* WORKING DATA:

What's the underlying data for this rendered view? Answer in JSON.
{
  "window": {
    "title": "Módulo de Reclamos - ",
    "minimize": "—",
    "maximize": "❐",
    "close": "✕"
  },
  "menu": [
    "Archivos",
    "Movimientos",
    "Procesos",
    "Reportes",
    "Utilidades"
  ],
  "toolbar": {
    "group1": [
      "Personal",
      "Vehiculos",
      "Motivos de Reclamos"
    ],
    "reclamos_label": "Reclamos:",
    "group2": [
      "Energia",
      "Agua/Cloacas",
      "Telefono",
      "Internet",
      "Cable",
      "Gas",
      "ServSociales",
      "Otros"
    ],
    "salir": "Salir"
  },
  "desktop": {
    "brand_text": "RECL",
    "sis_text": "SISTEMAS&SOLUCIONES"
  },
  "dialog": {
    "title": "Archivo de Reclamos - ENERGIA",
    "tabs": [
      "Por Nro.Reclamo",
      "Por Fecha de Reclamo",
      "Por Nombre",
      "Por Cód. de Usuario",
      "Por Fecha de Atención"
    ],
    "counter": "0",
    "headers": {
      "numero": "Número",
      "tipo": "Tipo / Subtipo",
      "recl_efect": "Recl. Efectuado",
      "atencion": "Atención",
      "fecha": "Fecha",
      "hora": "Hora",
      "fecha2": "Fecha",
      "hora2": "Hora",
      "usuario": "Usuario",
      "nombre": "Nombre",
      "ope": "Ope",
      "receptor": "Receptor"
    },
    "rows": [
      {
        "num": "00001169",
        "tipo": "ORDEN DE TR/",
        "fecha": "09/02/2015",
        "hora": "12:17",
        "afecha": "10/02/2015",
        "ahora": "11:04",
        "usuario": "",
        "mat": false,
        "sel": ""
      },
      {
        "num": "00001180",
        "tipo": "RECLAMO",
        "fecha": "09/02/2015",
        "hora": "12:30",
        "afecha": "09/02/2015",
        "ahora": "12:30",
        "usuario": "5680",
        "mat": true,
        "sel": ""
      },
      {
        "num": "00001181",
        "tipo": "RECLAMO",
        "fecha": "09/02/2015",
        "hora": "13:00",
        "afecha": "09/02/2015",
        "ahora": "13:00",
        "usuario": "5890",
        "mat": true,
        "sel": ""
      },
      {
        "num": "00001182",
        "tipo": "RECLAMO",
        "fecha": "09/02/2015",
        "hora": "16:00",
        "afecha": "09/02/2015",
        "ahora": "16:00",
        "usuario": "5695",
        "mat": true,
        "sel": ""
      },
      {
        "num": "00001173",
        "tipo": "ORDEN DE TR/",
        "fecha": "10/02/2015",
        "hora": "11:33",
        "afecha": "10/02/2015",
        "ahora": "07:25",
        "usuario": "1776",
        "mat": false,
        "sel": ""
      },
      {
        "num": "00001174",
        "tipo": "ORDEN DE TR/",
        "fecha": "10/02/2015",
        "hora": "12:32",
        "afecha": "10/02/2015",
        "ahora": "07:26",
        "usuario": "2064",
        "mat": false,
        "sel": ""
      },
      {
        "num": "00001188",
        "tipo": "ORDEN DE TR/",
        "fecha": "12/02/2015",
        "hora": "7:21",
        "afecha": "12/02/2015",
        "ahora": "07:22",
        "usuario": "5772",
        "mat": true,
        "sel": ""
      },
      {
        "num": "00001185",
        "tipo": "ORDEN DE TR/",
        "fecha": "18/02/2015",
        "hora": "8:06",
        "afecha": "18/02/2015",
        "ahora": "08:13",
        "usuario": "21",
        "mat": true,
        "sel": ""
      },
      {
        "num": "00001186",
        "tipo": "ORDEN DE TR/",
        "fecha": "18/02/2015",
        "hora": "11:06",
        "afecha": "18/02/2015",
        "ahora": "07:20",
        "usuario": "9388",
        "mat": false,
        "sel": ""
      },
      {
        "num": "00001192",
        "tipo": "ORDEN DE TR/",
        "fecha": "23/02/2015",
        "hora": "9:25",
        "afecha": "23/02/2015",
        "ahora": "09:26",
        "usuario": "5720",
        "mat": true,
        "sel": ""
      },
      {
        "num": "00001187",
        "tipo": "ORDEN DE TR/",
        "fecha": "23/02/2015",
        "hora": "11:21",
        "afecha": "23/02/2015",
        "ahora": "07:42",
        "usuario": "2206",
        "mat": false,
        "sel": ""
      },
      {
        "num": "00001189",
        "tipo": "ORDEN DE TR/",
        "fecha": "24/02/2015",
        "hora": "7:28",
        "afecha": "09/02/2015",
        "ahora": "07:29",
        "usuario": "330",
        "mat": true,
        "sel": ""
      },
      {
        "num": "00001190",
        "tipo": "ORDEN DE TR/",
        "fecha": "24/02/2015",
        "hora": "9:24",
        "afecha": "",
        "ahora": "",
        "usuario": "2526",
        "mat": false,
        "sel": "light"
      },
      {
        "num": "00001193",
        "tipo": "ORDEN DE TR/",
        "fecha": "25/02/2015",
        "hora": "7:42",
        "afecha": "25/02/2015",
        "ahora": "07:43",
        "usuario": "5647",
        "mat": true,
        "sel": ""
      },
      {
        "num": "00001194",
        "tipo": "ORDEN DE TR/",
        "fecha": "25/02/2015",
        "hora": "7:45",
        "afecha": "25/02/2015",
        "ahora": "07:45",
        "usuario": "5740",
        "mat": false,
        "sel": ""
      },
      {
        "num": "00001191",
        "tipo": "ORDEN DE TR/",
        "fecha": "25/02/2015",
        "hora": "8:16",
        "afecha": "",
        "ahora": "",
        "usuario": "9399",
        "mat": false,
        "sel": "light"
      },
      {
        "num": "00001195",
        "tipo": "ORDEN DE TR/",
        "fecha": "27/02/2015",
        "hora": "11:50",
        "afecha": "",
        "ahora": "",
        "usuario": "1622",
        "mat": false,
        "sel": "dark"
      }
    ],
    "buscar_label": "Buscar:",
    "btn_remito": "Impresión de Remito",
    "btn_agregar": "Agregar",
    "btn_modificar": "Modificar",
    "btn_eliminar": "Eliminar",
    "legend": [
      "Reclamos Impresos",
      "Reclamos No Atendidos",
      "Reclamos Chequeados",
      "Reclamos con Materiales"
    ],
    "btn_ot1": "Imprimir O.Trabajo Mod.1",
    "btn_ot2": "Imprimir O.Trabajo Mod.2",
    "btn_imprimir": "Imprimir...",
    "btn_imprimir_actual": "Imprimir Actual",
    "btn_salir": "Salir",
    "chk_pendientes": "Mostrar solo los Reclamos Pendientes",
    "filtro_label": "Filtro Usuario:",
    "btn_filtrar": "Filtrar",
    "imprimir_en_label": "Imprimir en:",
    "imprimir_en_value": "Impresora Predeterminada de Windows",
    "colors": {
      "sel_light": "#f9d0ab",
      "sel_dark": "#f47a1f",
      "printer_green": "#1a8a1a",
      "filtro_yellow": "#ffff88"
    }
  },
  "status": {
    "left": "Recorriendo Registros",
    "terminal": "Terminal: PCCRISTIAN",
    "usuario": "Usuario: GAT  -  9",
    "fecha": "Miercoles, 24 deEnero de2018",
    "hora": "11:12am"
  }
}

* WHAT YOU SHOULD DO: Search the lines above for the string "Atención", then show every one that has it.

* WRITTEN ANSWER:
      "Por Fecha de Atención"
      "atencion": "Atención",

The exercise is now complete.